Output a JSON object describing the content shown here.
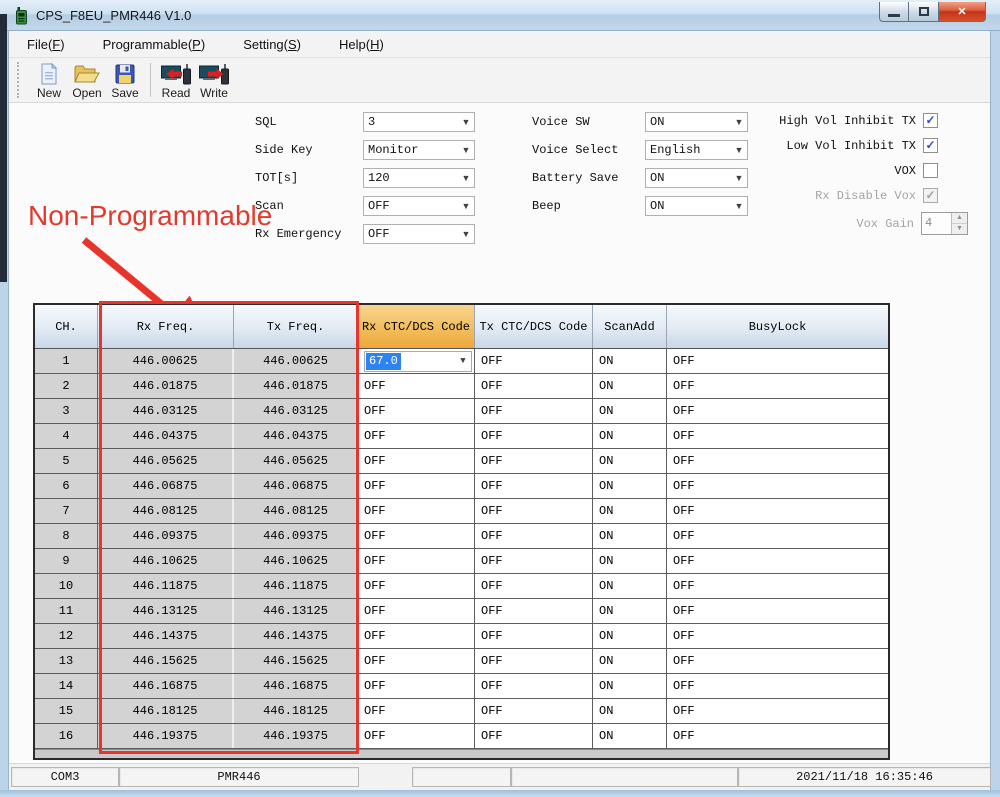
{
  "window": {
    "title": "CPS_F8EU_PMR446 V1.0",
    "controls": {
      "minimize": "minimize",
      "maximize": "maximize",
      "close": "close"
    }
  },
  "menu": {
    "items": [
      {
        "id": "file",
        "pre": "File(",
        "key": "F",
        "post": ")"
      },
      {
        "id": "programmable",
        "pre": "Programmable(",
        "key": "P",
        "post": ")"
      },
      {
        "id": "setting",
        "pre": "Setting(",
        "key": "S",
        "post": ")"
      },
      {
        "id": "help",
        "pre": "Help(",
        "key": "H",
        "post": ")"
      }
    ]
  },
  "toolbar": {
    "buttons": [
      {
        "label": "New",
        "icon": "new-document-icon"
      },
      {
        "label": "Open",
        "icon": "open-folder-icon"
      },
      {
        "label": "Save",
        "icon": "save-floppy-icon"
      },
      {
        "label": "Read",
        "icon": "read-from-radio-icon"
      },
      {
        "label": "Write",
        "icon": "write-to-radio-icon"
      }
    ]
  },
  "settings": {
    "left": [
      {
        "label": "SQL",
        "value": "3"
      },
      {
        "label": "Side Key",
        "value": "Monitor"
      },
      {
        "label": "TOT[s]",
        "value": "120"
      },
      {
        "label": "Scan",
        "value": "OFF"
      },
      {
        "label": "Rx Emergency",
        "value": "OFF"
      }
    ],
    "mid": [
      {
        "label": "Voice SW",
        "value": "ON"
      },
      {
        "label": "Voice Select",
        "value": "English"
      },
      {
        "label": "Battery Save",
        "value": "ON"
      },
      {
        "label": "Beep",
        "value": "ON"
      }
    ],
    "checkboxes": [
      {
        "label": "High Vol Inhibit TX",
        "checked": true,
        "enabled": true
      },
      {
        "label": "Low Vol Inhibit TX",
        "checked": true,
        "enabled": true
      },
      {
        "label": "VOX",
        "checked": false,
        "enabled": true
      },
      {
        "label": "Rx Disable Vox",
        "checked": true,
        "enabled": false
      }
    ],
    "vox_gain": {
      "label": "Vox Gain",
      "value": "4",
      "enabled": false
    }
  },
  "annotation": {
    "text": "Non-Programmable",
    "color": "#e23b2e"
  },
  "table": {
    "headers": [
      "CH.",
      "Rx Freq.",
      "Tx Freq.",
      "Rx CTC/DCS Code",
      "Tx CTC/DCS Code",
      "ScanAdd",
      "BusyLock"
    ],
    "highlighted_header": "Rx CTC/DCS Code",
    "selected_cell": {
      "row": 1,
      "column": "Rx CTC/DCS Code",
      "value": "67.0"
    },
    "rows": [
      {
        "ch": "1",
        "rx": "446.00625",
        "tx": "446.00625",
        "rx_code": "67.0",
        "tx_code": "OFF",
        "scan_add": "ON",
        "busy_lock": "OFF"
      },
      {
        "ch": "2",
        "rx": "446.01875",
        "tx": "446.01875",
        "rx_code": "OFF",
        "tx_code": "OFF",
        "scan_add": "ON",
        "busy_lock": "OFF"
      },
      {
        "ch": "3",
        "rx": "446.03125",
        "tx": "446.03125",
        "rx_code": "OFF",
        "tx_code": "OFF",
        "scan_add": "ON",
        "busy_lock": "OFF"
      },
      {
        "ch": "4",
        "rx": "446.04375",
        "tx": "446.04375",
        "rx_code": "OFF",
        "tx_code": "OFF",
        "scan_add": "ON",
        "busy_lock": "OFF"
      },
      {
        "ch": "5",
        "rx": "446.05625",
        "tx": "446.05625",
        "rx_code": "OFF",
        "tx_code": "OFF",
        "scan_add": "ON",
        "busy_lock": "OFF"
      },
      {
        "ch": "6",
        "rx": "446.06875",
        "tx": "446.06875",
        "rx_code": "OFF",
        "tx_code": "OFF",
        "scan_add": "ON",
        "busy_lock": "OFF"
      },
      {
        "ch": "7",
        "rx": "446.08125",
        "tx": "446.08125",
        "rx_code": "OFF",
        "tx_code": "OFF",
        "scan_add": "ON",
        "busy_lock": "OFF"
      },
      {
        "ch": "8",
        "rx": "446.09375",
        "tx": "446.09375",
        "rx_code": "OFF",
        "tx_code": "OFF",
        "scan_add": "ON",
        "busy_lock": "OFF"
      },
      {
        "ch": "9",
        "rx": "446.10625",
        "tx": "446.10625",
        "rx_code": "OFF",
        "tx_code": "OFF",
        "scan_add": "ON",
        "busy_lock": "OFF"
      },
      {
        "ch": "10",
        "rx": "446.11875",
        "tx": "446.11875",
        "rx_code": "OFF",
        "tx_code": "OFF",
        "scan_add": "ON",
        "busy_lock": "OFF"
      },
      {
        "ch": "11",
        "rx": "446.13125",
        "tx": "446.13125",
        "rx_code": "OFF",
        "tx_code": "OFF",
        "scan_add": "ON",
        "busy_lock": "OFF"
      },
      {
        "ch": "12",
        "rx": "446.14375",
        "tx": "446.14375",
        "rx_code": "OFF",
        "tx_code": "OFF",
        "scan_add": "ON",
        "busy_lock": "OFF"
      },
      {
        "ch": "13",
        "rx": "446.15625",
        "tx": "446.15625",
        "rx_code": "OFF",
        "tx_code": "OFF",
        "scan_add": "ON",
        "busy_lock": "OFF"
      },
      {
        "ch": "14",
        "rx": "446.16875",
        "tx": "446.16875",
        "rx_code": "OFF",
        "tx_code": "OFF",
        "scan_add": "ON",
        "busy_lock": "OFF"
      },
      {
        "ch": "15",
        "rx": "446.18125",
        "tx": "446.18125",
        "rx_code": "OFF",
        "tx_code": "OFF",
        "scan_add": "ON",
        "busy_lock": "OFF"
      },
      {
        "ch": "16",
        "rx": "446.19375",
        "tx": "446.19375",
        "rx_code": "OFF",
        "tx_code": "OFF",
        "scan_add": "ON",
        "busy_lock": "OFF"
      }
    ]
  },
  "status_bar": {
    "com_port": "COM3",
    "model": "PMR446",
    "datetime": "2021/11/18 16:35:46"
  },
  "colors": {
    "annotation_red": "#e8352b",
    "header_orange": "#f2bd5c",
    "header_blue": "#dbe5f1",
    "selection_blue": "#2f83f0",
    "readonly_cell_gray": "#d3d3d3",
    "close_button_red": "#c23317",
    "check_blue": "#4048c0"
  }
}
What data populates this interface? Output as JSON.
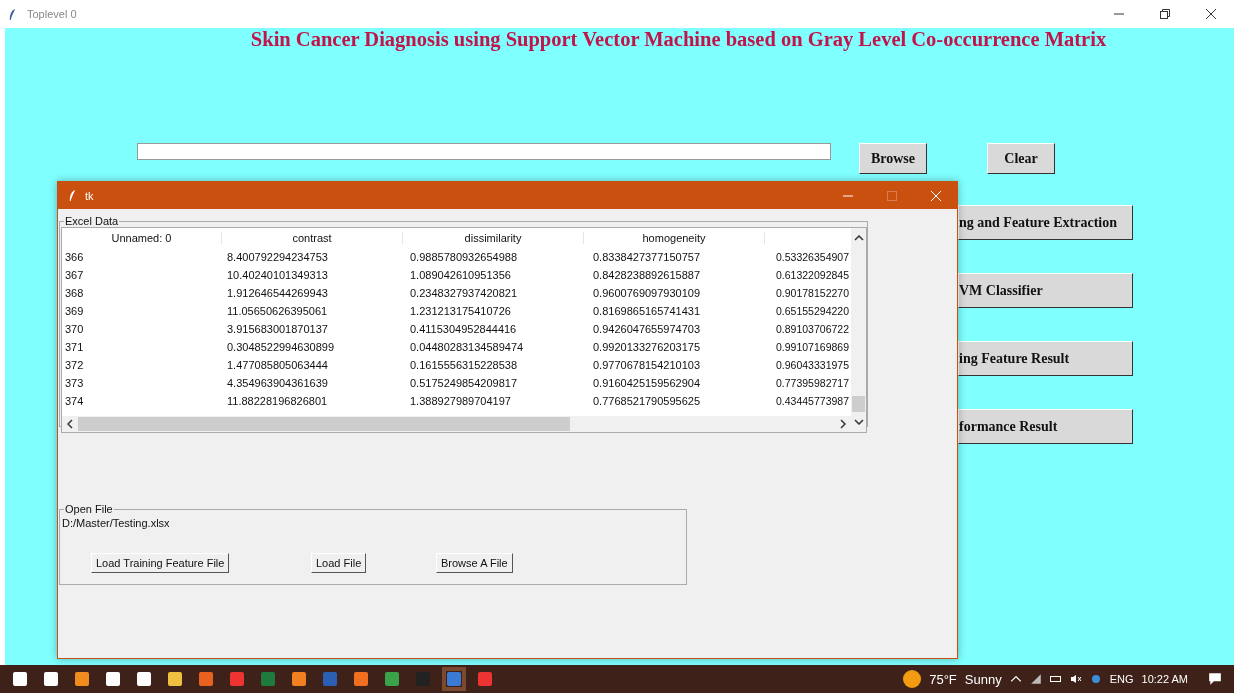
{
  "window": {
    "title": "Toplevel 0"
  },
  "heading": "Skin Cancer Diagnosis using Support Vector Machine based on Gray Level Co-occurrence Matrix",
  "path_field": {
    "kind": "entry"
  },
  "top_buttons": [
    "Browse",
    "Clear"
  ],
  "side_buttons": [
    "ng and Feature Extraction",
    "VM Classifier",
    "ing Feature Result",
    "formance Result"
  ],
  "dialog": {
    "title": "tk",
    "excel_frame": {
      "label": "Excel Data",
      "table": {
        "columns": [
          "Unnamed: 0",
          "contrast",
          "dissimilarity",
          "homogeneity",
          ""
        ],
        "rows": [
          [
            "366",
            "8.400792294234753",
            "0.9885780932654988",
            "0.8338427377150757",
            "0.53326354907"
          ],
          [
            "367",
            "10.40240101349313",
            "1.089042610951356",
            "0.8428238892615887",
            "0.61322092845"
          ],
          [
            "368",
            "1.912646544269943",
            "0.2348327937420821",
            "0.9600769097930109",
            "0.90178152270"
          ],
          [
            "369",
            "11.05650626395061",
            "1.231213175410726",
            "0.8169865165741431",
            "0.65155294220"
          ],
          [
            "370",
            "3.915683001870137",
            "0.4115304952844416",
            "0.9426047655974703",
            "0.89103706722"
          ],
          [
            "371",
            "0.3048522994630899",
            "0.04480283134589474",
            "0.9920133276203175",
            "0.99107169869"
          ],
          [
            "372",
            "1.477085805063444",
            "0.1615556315228538",
            "0.9770678154210103",
            "0.96043331975"
          ],
          [
            "373",
            "4.354963904361639",
            "0.5175249854209817",
            "0.9160425159562904",
            "0.77395982717"
          ],
          [
            "374",
            "11.88228196826801",
            "1.388927989704197",
            "0.7768521790595625",
            "0.43445773987"
          ]
        ]
      }
    },
    "open_frame": {
      "label": "Open File",
      "path": "D:/Master/Testing.xlsx",
      "buttons": [
        "Load Training Feature File",
        "Load File",
        "Browse A File"
      ]
    }
  },
  "taskbar": {
    "weather": "75°F",
    "condition": "Sunny",
    "language": "ENG",
    "time": "10:22 AM"
  }
}
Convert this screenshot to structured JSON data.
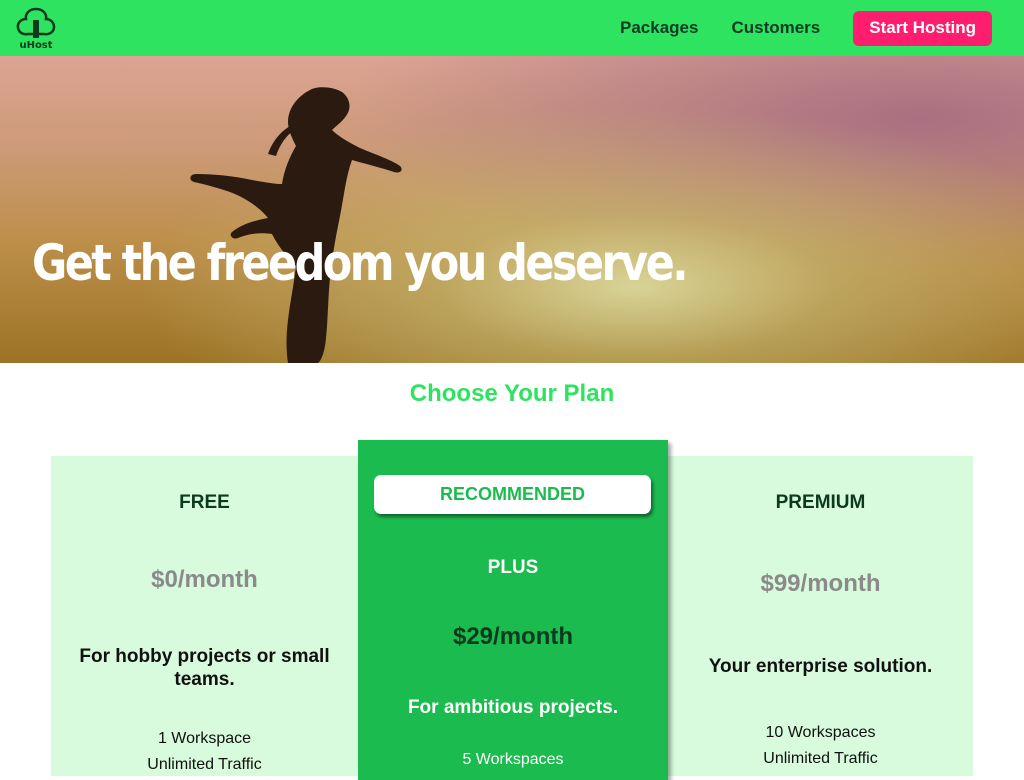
{
  "header": {
    "logo_text": "uHost",
    "nav": [
      {
        "label": "Packages"
      },
      {
        "label": "Customers"
      }
    ],
    "cta_label": "Start Hosting"
  },
  "hero": {
    "title": "Get the freedom you deserve."
  },
  "plans": {
    "title": "Choose Your Plan",
    "items": [
      {
        "name": "FREE",
        "price": "$0/month",
        "description": "For hobby projects or small teams.",
        "features": [
          "1 Workspace",
          "Unlimited Traffic"
        ]
      },
      {
        "badge": "RECOMMENDED",
        "name": "PLUS",
        "price": "$29/month",
        "description": "For ambitious projects.",
        "features": [
          "5 Workspaces"
        ]
      },
      {
        "name": "PREMIUM",
        "price": "$99/month",
        "description": "Your enterprise solution.",
        "features": [
          "10 Workspaces",
          "Unlimited Traffic"
        ]
      }
    ]
  },
  "colors": {
    "header_bg": "#2ee35f",
    "cta_bg": "#fe1d6e",
    "card_light_bg": "#d7fbdc",
    "card_highlight_bg": "#1bbb4f",
    "price_gray": "#8a8a8a"
  }
}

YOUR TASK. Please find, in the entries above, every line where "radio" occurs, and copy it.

REPLY.
        "icon": "read-from-radio-icon"
        "icon": "write-to-radio-icon"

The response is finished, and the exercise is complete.